PROBLEM TO SOLVE:
Your response must be made up of each line in the data below that contains the string "JSON".

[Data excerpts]
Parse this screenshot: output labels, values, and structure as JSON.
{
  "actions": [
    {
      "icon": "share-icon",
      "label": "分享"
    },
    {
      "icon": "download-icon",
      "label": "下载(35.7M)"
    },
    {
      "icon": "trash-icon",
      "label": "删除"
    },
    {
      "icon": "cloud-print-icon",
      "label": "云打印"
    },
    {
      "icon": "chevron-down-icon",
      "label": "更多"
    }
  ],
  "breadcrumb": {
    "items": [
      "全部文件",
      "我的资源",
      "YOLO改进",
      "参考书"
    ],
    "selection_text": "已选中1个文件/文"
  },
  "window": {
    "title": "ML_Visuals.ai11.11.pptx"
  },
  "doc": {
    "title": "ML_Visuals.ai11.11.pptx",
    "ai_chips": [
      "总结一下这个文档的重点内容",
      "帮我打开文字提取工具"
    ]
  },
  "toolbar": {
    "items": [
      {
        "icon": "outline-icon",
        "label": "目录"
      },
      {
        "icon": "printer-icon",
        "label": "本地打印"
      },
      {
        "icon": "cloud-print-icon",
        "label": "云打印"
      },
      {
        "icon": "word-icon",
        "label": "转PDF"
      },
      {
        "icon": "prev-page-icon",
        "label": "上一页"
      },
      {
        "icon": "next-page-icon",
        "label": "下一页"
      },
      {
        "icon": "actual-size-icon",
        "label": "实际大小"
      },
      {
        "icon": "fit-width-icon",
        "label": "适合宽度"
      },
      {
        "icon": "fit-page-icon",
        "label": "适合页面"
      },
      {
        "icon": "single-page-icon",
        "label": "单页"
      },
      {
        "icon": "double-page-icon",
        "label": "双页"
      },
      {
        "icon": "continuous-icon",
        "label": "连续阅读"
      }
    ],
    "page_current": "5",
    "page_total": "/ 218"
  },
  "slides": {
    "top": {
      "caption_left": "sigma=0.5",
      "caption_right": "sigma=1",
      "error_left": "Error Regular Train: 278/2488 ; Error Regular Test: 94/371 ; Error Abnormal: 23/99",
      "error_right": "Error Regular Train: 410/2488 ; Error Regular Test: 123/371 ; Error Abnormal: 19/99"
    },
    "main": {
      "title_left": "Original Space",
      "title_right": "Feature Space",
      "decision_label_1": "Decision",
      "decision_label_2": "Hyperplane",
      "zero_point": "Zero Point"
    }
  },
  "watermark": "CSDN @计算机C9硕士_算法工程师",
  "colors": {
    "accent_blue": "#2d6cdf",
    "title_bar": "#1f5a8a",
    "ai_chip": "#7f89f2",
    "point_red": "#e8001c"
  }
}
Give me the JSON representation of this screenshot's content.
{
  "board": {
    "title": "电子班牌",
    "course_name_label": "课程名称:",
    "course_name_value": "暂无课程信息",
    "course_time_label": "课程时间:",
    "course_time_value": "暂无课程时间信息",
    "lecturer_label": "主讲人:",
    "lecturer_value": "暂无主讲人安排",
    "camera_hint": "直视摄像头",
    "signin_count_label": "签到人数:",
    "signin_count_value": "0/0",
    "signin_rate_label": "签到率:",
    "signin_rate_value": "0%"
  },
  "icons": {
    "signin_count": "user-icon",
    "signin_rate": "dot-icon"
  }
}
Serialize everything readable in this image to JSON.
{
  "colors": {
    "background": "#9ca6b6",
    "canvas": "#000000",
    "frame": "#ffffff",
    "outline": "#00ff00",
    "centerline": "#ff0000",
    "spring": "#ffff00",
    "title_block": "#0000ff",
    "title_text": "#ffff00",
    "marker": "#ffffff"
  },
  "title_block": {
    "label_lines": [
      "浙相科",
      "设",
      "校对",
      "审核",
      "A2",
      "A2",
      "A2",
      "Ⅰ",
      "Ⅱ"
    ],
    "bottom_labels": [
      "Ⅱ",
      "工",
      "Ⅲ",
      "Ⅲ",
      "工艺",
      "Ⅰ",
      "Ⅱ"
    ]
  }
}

FINISHED TASK:
Parse this screenshot: output labels, values, and structure as JSON.
Give me the JSON representation of this screenshot's content.
Serialize everything readable in this image to JSON.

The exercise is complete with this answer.